### ASSIGNMENT
All entries below are to be duplicated verbatim.
Segment Start: TASK DATA
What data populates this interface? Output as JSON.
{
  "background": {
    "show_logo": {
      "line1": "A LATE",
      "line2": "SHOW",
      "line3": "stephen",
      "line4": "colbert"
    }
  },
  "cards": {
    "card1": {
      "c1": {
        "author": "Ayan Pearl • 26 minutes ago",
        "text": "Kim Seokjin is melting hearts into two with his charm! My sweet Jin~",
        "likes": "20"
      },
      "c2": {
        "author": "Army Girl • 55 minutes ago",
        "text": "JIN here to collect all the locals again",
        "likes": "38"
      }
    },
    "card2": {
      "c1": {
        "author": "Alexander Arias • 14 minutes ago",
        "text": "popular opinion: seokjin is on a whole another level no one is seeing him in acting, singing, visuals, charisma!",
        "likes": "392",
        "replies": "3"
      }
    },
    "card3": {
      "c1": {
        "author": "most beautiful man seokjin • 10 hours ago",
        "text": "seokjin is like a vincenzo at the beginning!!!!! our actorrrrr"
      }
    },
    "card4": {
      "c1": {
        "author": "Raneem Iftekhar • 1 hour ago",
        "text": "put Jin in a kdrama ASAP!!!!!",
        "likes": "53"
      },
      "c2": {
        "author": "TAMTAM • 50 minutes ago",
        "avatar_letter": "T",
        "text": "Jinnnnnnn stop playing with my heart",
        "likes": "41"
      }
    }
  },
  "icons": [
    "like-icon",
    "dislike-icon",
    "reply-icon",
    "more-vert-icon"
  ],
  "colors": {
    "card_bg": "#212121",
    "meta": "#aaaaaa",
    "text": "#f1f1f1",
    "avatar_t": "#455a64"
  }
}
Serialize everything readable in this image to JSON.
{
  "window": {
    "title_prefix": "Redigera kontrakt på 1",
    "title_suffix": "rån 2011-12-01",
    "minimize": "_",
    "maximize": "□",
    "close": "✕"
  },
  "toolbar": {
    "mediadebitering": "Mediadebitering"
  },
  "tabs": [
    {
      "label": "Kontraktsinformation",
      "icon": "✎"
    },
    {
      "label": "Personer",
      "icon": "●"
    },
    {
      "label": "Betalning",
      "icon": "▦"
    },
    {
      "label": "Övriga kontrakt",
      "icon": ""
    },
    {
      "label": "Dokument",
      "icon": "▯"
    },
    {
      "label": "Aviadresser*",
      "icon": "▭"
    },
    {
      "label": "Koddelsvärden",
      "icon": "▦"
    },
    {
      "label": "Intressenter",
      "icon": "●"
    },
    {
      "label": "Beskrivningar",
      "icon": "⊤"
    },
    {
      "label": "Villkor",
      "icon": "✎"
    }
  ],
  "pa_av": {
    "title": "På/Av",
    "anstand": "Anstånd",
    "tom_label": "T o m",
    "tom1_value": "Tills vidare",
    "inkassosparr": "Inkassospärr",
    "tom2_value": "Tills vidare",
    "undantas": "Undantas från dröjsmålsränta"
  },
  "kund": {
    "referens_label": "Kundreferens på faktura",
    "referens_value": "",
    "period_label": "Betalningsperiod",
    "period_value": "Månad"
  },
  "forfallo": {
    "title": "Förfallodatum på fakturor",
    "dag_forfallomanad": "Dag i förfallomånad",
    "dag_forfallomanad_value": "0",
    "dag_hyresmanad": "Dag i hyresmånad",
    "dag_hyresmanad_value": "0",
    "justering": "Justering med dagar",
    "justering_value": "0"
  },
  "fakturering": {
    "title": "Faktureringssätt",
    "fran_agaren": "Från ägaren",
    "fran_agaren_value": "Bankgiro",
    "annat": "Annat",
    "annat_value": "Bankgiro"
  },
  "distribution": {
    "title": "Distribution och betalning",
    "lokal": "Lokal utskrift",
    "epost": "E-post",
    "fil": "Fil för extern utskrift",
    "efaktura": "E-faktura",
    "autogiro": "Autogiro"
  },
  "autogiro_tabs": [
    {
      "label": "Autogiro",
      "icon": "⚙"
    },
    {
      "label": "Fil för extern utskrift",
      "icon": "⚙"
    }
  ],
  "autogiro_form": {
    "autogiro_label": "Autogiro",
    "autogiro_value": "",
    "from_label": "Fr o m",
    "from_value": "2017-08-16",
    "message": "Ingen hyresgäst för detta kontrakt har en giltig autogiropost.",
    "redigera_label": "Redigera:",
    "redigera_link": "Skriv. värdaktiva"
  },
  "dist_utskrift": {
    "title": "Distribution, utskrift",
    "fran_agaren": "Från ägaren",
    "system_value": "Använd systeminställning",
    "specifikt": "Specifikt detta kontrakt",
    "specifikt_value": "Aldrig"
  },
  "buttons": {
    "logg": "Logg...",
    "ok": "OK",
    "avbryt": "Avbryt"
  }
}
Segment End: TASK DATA
### YOUR SOLUTION
What data populates this interface? Output as JSON.
{
  "background": {
    "show_logo": {
      "line1": "A LATE",
      "line2": "SHOW",
      "line3": "stephen",
      "line4": "colbert"
    }
  },
  "cards": {
    "card1": {
      "c1": {
        "author": "Ayan Pearl • 26 minutes ago",
        "text": "Kim Seokjin is melting hearts into two with his charm! My sweet Jin~",
        "likes": "20"
      },
      "c2": {
        "author": "Army Girl • 55 minutes ago",
        "text": "JIN here to collect all the locals again",
        "likes": "38"
      }
    },
    "card2": {
      "c1": {
        "author": "Alexander Arias • 14 minutes ago",
        "text": "popular opinion: seokjin is on a whole another level no one is seeing him in acting, singing, visuals, charisma!",
        "likes": "392",
        "replies": "3"
      }
    },
    "card3": {
      "c1": {
        "author": "most beautiful man seokjin • 10 hours ago",
        "text": "seokjin is like a vincenzo at the beginning!!!!! our actorrrrr"
      }
    },
    "card4": {
      "c1": {
        "author": "Raneem Iftekhar • 1 hour ago",
        "text": "put Jin in a kdrama ASAP!!!!!",
        "likes": "53"
      },
      "c2": {
        "author": "TAMTAM • 50 minutes ago",
        "avatar_letter": "T",
        "text": "Jinnnnnnn stop playing with my heart",
        "likes": "41"
      }
    }
  },
  "icons": [
    "like-icon",
    "dislike-icon",
    "reply-icon",
    "more-vert-icon"
  ],
  "colors": {
    "card_bg": "#212121",
    "meta": "#aaaaaa",
    "text": "#f1f1f1",
    "avatar_t": "#455a64"
  }
}
Serialize everything readable in this image to JSON.
{
  "window": {
    "title_prefix": "Redigera kontrakt på 1",
    "title_suffix": "rån 2011-12-01",
    "minimize": "_",
    "maximize": "□",
    "close": "✕"
  },
  "toolbar": {
    "mediadebitering": "Mediadebitering"
  },
  "tabs": [
    {
      "label": "Kontraktsinformation",
      "icon": "✎"
    },
    {
      "label": "Personer",
      "icon": "●"
    },
    {
      "label": "Betalning",
      "icon": "▦"
    },
    {
      "label": "Övriga kontrakt",
      "icon": ""
    },
    {
      "label": "Dokument",
      "icon": "▯"
    },
    {
      "label": "Aviadresser*",
      "icon": "▭"
    },
    {
      "label": "Koddelsvärden",
      "icon": "▦"
    },
    {
      "label": "Intressenter",
      "icon": "●"
    },
    {
      "label": "Beskrivningar",
      "icon": "⊤"
    },
    {
      "label": "Villkor",
      "icon": "✎"
    }
  ],
  "pa_av": {
    "title": "På/Av",
    "anstand": "Anstånd",
    "tom_label": "T o m",
    "tom1_value": "Tills vidare",
    "inkassosparr": "Inkassospärr",
    "tom2_value": "Tills vidare",
    "undantas": "Undantas från dröjsmålsränta"
  },
  "kund": {
    "referens_label": "Kundreferens på faktura",
    "referens_value": "",
    "period_label": "Betalningsperiod",
    "period_value": "Månad"
  },
  "forfallo": {
    "title": "Förfallodatum på fakturor",
    "dag_forfallomanad": "Dag i förfallomånad",
    "dag_forfallomanad_value": "0",
    "dag_hyresmanad": "Dag i hyresmånad",
    "dag_hyresmanad_value": "0",
    "justering": "Justering med dagar",
    "justering_value": "0"
  },
  "fakturering": {
    "title": "Faktureringssätt",
    "fran_agaren": "Från ägaren",
    "fran_agaren_value": "Bankgiro",
    "annat": "Annat",
    "annat_value": "Bankgiro"
  },
  "distribution": {
    "title": "Distribution och betalning",
    "lokal": "Lokal utskrift",
    "epost": "E-post",
    "fil": "Fil för extern utskrift",
    "efaktura": "E-faktura",
    "autogiro": "Autogiro"
  },
  "autogiro_tabs": [
    {
      "label": "Autogiro",
      "icon": "⚙"
    },
    {
      "label": "Fil för extern utskrift",
      "icon": "⚙"
    }
  ],
  "autogiro_form": {
    "autogiro_label": "Autogiro",
    "autogiro_value": "",
    "from_label": "Fr o m",
    "from_value": "2017-08-16",
    "message": "Ingen hyresgäst för detta kontrakt har en giltig autogiropost.",
    "redigera_label": "Redigera:",
    "redigera_link": "Skriv. värdaktiva"
  },
  "dist_utskrift": {
    "title": "Distribution, utskrift",
    "fran_agaren": "Från ägaren",
    "system_value": "Använd systeminställning",
    "specifikt": "Specifikt detta kontrakt",
    "specifikt_value": "Aldrig"
  },
  "buttons": {
    "logg": "Logg...",
    "ok": "OK",
    "avbryt": "Avbryt"
  }
}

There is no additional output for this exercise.